“I made a few mistakes and had to bounce back and learn from them, just practising what I’m good at and trying to get better and better every day.

“ I’ve got a lot better on the ball. If you want to step up, you have to be comfortable on it the way the game is going. So I have worked a lot on that. My physique too; I’ve got a lot fitter and got stronger. Obviously I’ve tried to get better and what I was already good at, in the air, stuff like that.”

Lambert certainly gave him game time, with Duffy making more than 40 appearances for the club.

Best of the season

The manager may still be asking a lot of him, given how little international football he has played, but Duffy seemed entirely at home in yesterday’s open training session at the Aviva Stadium and unfazed by the idea of trading the hustle and bustle of the championship for the somewhat higher-class challenges that await in France.

“They’re just names really,” he says when the likes of Zlatan Ibrahimovic and Graziano Pellè are mentioned. “I try and thrive off being big and strong and winning headers, being strong in the tackle. They’ve a big presence, obviously they are superstars in the game, but they are just names really.

Anyway, he says, “I can’t get ahead of myself, I have to get there first. That’s my main aim. It’s a massive week and I want to try my best.”

The Irish Times Logo
Commenting on The Irish Times has changed. To comment you must now be an Irish Times subscriber.
SUBSCRIBE
GO BACK
Error Image
The account details entered are not currently associated with an Irish Times subscription. Please subscribe to sign in to comment.
Comment Sign In

Forgot password?
The Irish Times Logo
Thank you
You should receive instructions for resetting your password. When you have reset your password, you can Sign In.
The Irish Times Logo
Please choose a screen name. This name will appear beside any comments you post. Your screen name should follow the standards set out in our community standards.
Screen Name Selection

Hello

Please choose a screen name. This name will appear beside any comments you post. Your screen name should follow the standards set out in our community standards.

The Irish Times Logo
Commenting on The Irish Times has changed. To comment you must now be an Irish Times subscriber.
SUBSCRIBE
Forgot Password
Please enter your email address so we can send you a link to reset your password.

Sign In

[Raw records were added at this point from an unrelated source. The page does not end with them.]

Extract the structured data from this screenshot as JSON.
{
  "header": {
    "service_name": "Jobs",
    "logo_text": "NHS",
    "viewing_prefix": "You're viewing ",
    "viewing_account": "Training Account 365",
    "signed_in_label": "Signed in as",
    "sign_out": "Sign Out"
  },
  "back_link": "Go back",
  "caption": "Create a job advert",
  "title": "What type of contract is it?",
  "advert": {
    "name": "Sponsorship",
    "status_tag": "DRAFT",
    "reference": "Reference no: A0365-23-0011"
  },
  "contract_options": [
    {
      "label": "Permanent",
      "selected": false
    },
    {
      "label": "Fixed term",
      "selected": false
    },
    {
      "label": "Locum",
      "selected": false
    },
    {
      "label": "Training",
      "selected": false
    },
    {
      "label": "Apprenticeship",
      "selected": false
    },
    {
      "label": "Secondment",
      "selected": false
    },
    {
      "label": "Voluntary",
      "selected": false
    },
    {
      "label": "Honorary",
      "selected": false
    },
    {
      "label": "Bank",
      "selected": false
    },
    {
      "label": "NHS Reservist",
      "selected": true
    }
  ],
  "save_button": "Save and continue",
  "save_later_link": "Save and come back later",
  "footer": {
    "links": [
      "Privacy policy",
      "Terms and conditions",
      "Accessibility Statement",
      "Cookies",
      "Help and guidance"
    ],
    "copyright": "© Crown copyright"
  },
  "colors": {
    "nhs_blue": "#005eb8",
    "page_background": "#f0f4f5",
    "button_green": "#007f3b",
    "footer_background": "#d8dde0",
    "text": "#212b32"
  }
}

Your Comments
We reserve the right to remove any content at any time from this Community, including without limitation if it violates the Community Standards. We ask that you report content that you in good faith believe violates the above rules by clicking the Flag link next to the offending comment or by filling out this form. New comments are only accepted for 3 days from the date of publication.